Thin-skinned versus thick-skinned models

As already discussed in the previous sections, the available data support the concept that the allochthonous units (e.g. Apennine carbonate platform and Lagonegro-Molise basin) are characterised by a thin-skinned tectonic style. On the contrary the deep structure of the buried Apulian antiformal stack is not sufficiently constrained by the available geological and the geophysical data, so that both thin- and thick-skinned could be put forward.

Although the available information cannot resolve the existing uncertainties about the deep structure of the Southern Apennines, it is at least possible to compare the main tectonic and geodynamic implications of alternative thin-skinned and thick-skinned interpretations.

This task has been carried out by Scrocca et al. (2005), by developing both a thin- and a thick-skinned model on the base of the same conservative cross section presented in figure 4.

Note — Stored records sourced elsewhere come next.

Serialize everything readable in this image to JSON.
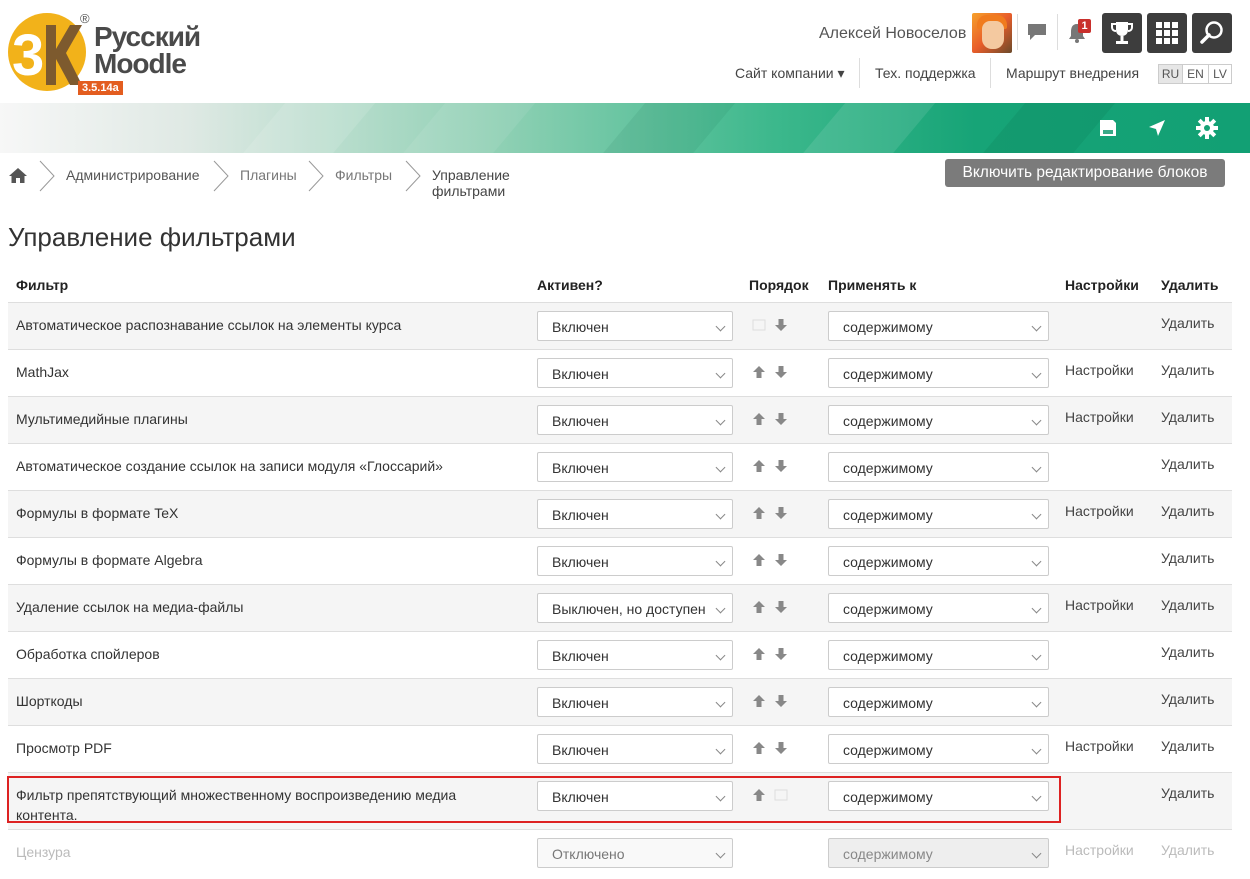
{
  "header": {
    "logo_top": "Русский",
    "logo_bottom": "Moodle",
    "logo_version": "3.5.14a",
    "user_name": "Алексей Новоселов",
    "notification_count": "1",
    "nav": {
      "company_site": "Сайт компании ▾",
      "support": "Тех. поддержка",
      "roadmap": "Маршрут внедрения"
    },
    "languages": [
      "RU",
      "EN",
      "LV"
    ],
    "active_language": "RU"
  },
  "breadcrumb": [
    "Администрирование",
    "Плагины",
    "Фильтры",
    "Управление фильтрами"
  ],
  "edit_blocks_button": "Включить редактирование блоков",
  "page_title": "Управление фильтрами",
  "table": {
    "headers": {
      "filter": "Фильтр",
      "active": "Активен?",
      "order": "Порядок",
      "apply_to": "Применять к",
      "settings": "Настройки",
      "delete": "Удалить"
    },
    "rows": [
      {
        "name": "Автоматическое распознавание ссылок на элементы курса",
        "active": "Включен",
        "apply": "содержимому",
        "settings": "",
        "delete": "Удалить",
        "up": false,
        "down": true
      },
      {
        "name": "MathJax",
        "active": "Включен",
        "apply": "содержимому",
        "settings": "Настройки",
        "delete": "Удалить",
        "up": true,
        "down": true
      },
      {
        "name": "Мультимедийные плагины",
        "active": "Включен",
        "apply": "содержимому",
        "settings": "Настройки",
        "delete": "Удалить",
        "up": true,
        "down": true
      },
      {
        "name": "Автоматическое создание ссылок на записи модуля «Глоссарий»",
        "active": "Включен",
        "apply": "содержимому",
        "settings": "",
        "delete": "Удалить",
        "up": true,
        "down": true
      },
      {
        "name": "Формулы в формате TeX",
        "active": "Включен",
        "apply": "содержимому",
        "settings": "Настройки",
        "delete": "Удалить",
        "up": true,
        "down": true
      },
      {
        "name": "Формулы в формате Algebra",
        "active": "Включен",
        "apply": "содержимому",
        "settings": "",
        "delete": "Удалить",
        "up": true,
        "down": true
      },
      {
        "name": "Удаление ссылок на медиа-файлы",
        "active": "Выключен, но доступен",
        "apply": "содержимому",
        "settings": "Настройки",
        "delete": "Удалить",
        "up": true,
        "down": true
      },
      {
        "name": "Обработка спойлеров",
        "active": "Включен",
        "apply": "содержимому",
        "settings": "",
        "delete": "Удалить",
        "up": true,
        "down": true
      },
      {
        "name": "Шорткоды",
        "active": "Включен",
        "apply": "содержимому",
        "settings": "",
        "delete": "Удалить",
        "up": true,
        "down": true
      },
      {
        "name": "Просмотр PDF",
        "active": "Включен",
        "apply": "содержимому",
        "settings": "Настройки",
        "delete": "Удалить",
        "up": true,
        "down": true
      },
      {
        "name": "Фильтр препятствующий множественному воспроизведению медиа контента.",
        "active": "Включен",
        "apply": "содержимому",
        "settings": "",
        "delete": "Удалить",
        "up": true,
        "down": false
      },
      {
        "name": "Цензура",
        "active": "Отключено",
        "apply": "содержимому",
        "settings": "Настройки",
        "delete": "Удалить",
        "up": false,
        "down": false,
        "disabled": true
      }
    ]
  }
}
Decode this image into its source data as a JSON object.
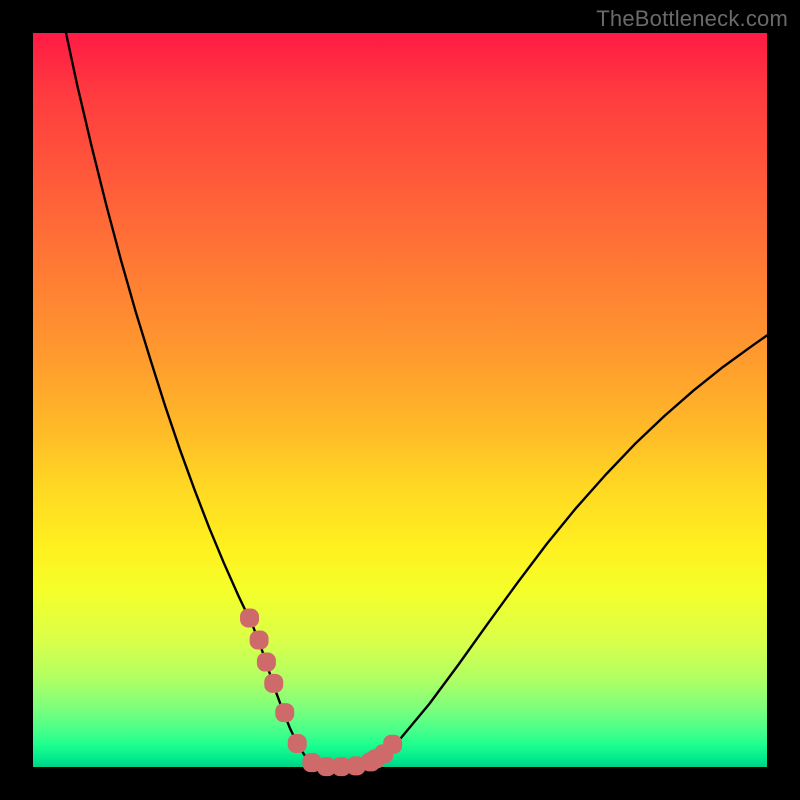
{
  "watermark": "TheBottleneck.com",
  "colors": {
    "background": "#000000",
    "curve": "#000000",
    "marker": "#cf6a6a",
    "gradient_top": "#ff1a45",
    "gradient_mid": "#ffe020",
    "gradient_bottom": "#00d088"
  },
  "chart_data": {
    "type": "line",
    "title": "",
    "xlabel": "",
    "ylabel": "",
    "xlim": [
      0,
      100
    ],
    "ylim": [
      0,
      100
    ],
    "grid": false,
    "legend": false,
    "series": [
      {
        "name": "bottleneck-curve",
        "x": [
          4.5,
          6,
          8,
          10,
          12,
          14,
          16,
          18,
          20,
          22,
          24,
          26,
          28,
          30,
          31,
          32,
          33,
          34,
          35,
          36,
          37,
          38,
          39,
          40,
          42,
          44,
          46,
          48,
          50,
          54,
          58,
          62,
          66,
          70,
          74,
          78,
          82,
          86,
          90,
          94,
          98,
          100
        ],
        "values": [
          100,
          93,
          84.5,
          76.5,
          69,
          62,
          55.5,
          49.2,
          43.3,
          37.8,
          32.6,
          27.8,
          23.3,
          19.1,
          16.5,
          13.5,
          10.5,
          7.8,
          5.3,
          3.2,
          1.6,
          0.6,
          0.15,
          0.05,
          0.05,
          0.15,
          0.7,
          1.9,
          3.8,
          8.6,
          14.0,
          19.6,
          25.1,
          30.4,
          35.3,
          39.8,
          44.0,
          47.8,
          51.3,
          54.5,
          57.4,
          58.8
        ]
      }
    ],
    "markers": {
      "name": "highlighted-points",
      "x": [
        29.5,
        30.8,
        31.8,
        32.8,
        34.3,
        36.0,
        38.0,
        40.0,
        42.0,
        44.0,
        46.0,
        46.7,
        47.8,
        49.0
      ],
      "values": [
        20.3,
        17.3,
        14.3,
        11.4,
        7.4,
        3.2,
        0.6,
        0.05,
        0.05,
        0.15,
        0.7,
        1.1,
        1.8,
        3.1
      ]
    }
  }
}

In the thick-skinned model the Apulian crystalline basement is deeply involved with the development of three major slices and the estimated shortening in the Apulian carbonate units corresponds to about 20 km. In the thin-skinned model basement is not involved and total shortening of the buried Apulian thrust sheets is assessed to be not less than 90 km.

These alternative models, which must be regarded as two end-members, has been cross-checked against well documented tectonic, geophysical and geochemical features of the Southern Apennines. The main results of this analysis are the following (see details in Scrocca et al., 2005).

It should be noted that the thick-skinned model necessarily requires a transition from thin- to thick-skinned tectonic style, since the available data document a thin-skinned deformation during the Middle Miocene-Early Pliocene tectonic accretion of the allochthonous units. This transition is implicitly or explicitly assumed in several published papers proposing a thick-skinned interpretation for the buried Apulian thrust units (e.g., Casero et al., 1988; Mazzoli et al., 2000; Menardi Noguera and Rea, 2000; Butler et al., 2004; Sciamanna et al., 2004; Speranza and Chiappini, 2002).

The post- Early Pliocene transition from a thin- to a thick-skinned tectonic style should have occurred through a crustal down-section propagation of the main detachment during the contractional deformation of the Apulian domain with the development of basement slices tens of kilometres thick. The modified slab geometry required by the emplacement of the basement slices no longer fit the crustal and lithospheric setting suggested by the available geophysical constraints (e.g., slab needs to be shifted more than 50 km westward and no more space is left for the asthenospheric wedge). A thin-skinned interpretation can be instead easily framed in the large scale geodynamic setting constrained by the available geophysical data.

Following the estimated proposed by Scrocca et al. (2005), the thick-skinned model should have induced approximate “uplift of rock” rates in excess of 1.7 mm/a. This value is significantly larger than the about 0.5-0.7 mm/a measured and estimated (for the last 2 Ma), in the axial zone of chain, using both geomorphological observations and stratigraphical/structural data (Amato and Cinque, 1999; Amato, 2000; Schiattarella et al., 2003, 2006; Ferranti and Oldow, 2005). On the contrary in a thin-skinned model, the Southern Apennines accretionary wedge and the related induced topography developed horizontally moving as a fast wave towards the east, rather than growing vertically, at rates of at least 10-30 mm/a (Patacca et al., 1990; Gueguen et al., 1998). The average expected uplift rates are generally lower than 1 mm/a (Doglioni et al., 1999), with peak values reached only for a short time span in which the tectonic wave crosses an area.

The low displacement in Apulian carbonates implies by the thick-skinned interpretations (about 20 km) cannot explain the Late Pliocene-Early Pleistocene forward motion of the allochthonous nappes, estimated in at least 30-40 km (Patacca and Scandone, 2001; Sciamanna et al., 2004). This discrepancy has been interpreted as evidence that gravitational instabilities within the allochthonous wedge were likely to have substantially contributed to the tectonic advance of the allochthonous nappes by a process of extension linked with thin-skinned thrusting (e.g., Schiattarella et al., 2006; Mazzoli et al., 2008 and references therein).

However, the low displacement hypothesis also conflicts with the observed maturity trends in the Apulian carbonates inferred from vitrinite reflectance data. In particular, the results of a 2D thermal and geochemical modelling (Sciamanna et al., 2004), performed on geological profile cutting across the major oil discoveries located in the Val d’Agri, revealed that the few kilometres of displacement assumed between the innermost Apulian thrust sheets in this thick-skinned interpretation are incompatible with the observed differences in maturity trends.

In conclusion, the thin-skinned model, with displacements among the Apulian thrust sheets in the order of several tens of kilometres, seems to be a preferable tectonic interpretation since it could coherently explain both the observed maturity trends in the Apulian carbonates and the Late Pliocene-Early Pleistocene front advance of the allochthonous nappes.